There’s nothing more lame than a cash grab from a band of millionaires or a greedy record label. Using several methods to accomplish this—greatest hits albums, reissues featuring “one new” track, remastered classic albums featuring “long lost” demos, or even re-recording a full album “the way it should’ve been”—these fat cats can hold devoted fans upside down by their ankles and shake every last penny out of their pockets. Naturally, loyal fans would gladly fork it over, but sometimes examining every last piece of the puzzle that went into creating a definitive album only serves to take the mystique away from it.
But then there are bands like Metallica, and records like Master Of Puppets.

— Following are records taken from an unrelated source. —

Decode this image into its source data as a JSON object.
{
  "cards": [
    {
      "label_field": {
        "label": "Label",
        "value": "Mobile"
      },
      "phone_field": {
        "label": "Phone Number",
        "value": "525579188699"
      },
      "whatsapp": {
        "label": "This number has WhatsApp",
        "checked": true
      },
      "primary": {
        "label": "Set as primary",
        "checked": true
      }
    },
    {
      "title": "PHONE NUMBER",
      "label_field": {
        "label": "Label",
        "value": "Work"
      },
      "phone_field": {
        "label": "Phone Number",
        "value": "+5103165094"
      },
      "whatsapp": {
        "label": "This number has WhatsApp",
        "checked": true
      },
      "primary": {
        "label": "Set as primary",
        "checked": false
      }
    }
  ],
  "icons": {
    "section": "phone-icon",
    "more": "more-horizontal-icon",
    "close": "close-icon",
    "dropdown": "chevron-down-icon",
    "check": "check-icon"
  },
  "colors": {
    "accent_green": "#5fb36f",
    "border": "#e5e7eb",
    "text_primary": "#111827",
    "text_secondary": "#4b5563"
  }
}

For Metallica, the Puppets era is hands down the most important stretch of their career. Releasing a boxed set of demos, outtakes, interviews, multiple live sets and even Jason Newsted auditions(!) from said era is not a cash grab, it’s a necessity for Metallica fans who celebrate their career from end to end, or those that believe Metallica has only released four records (raises hand).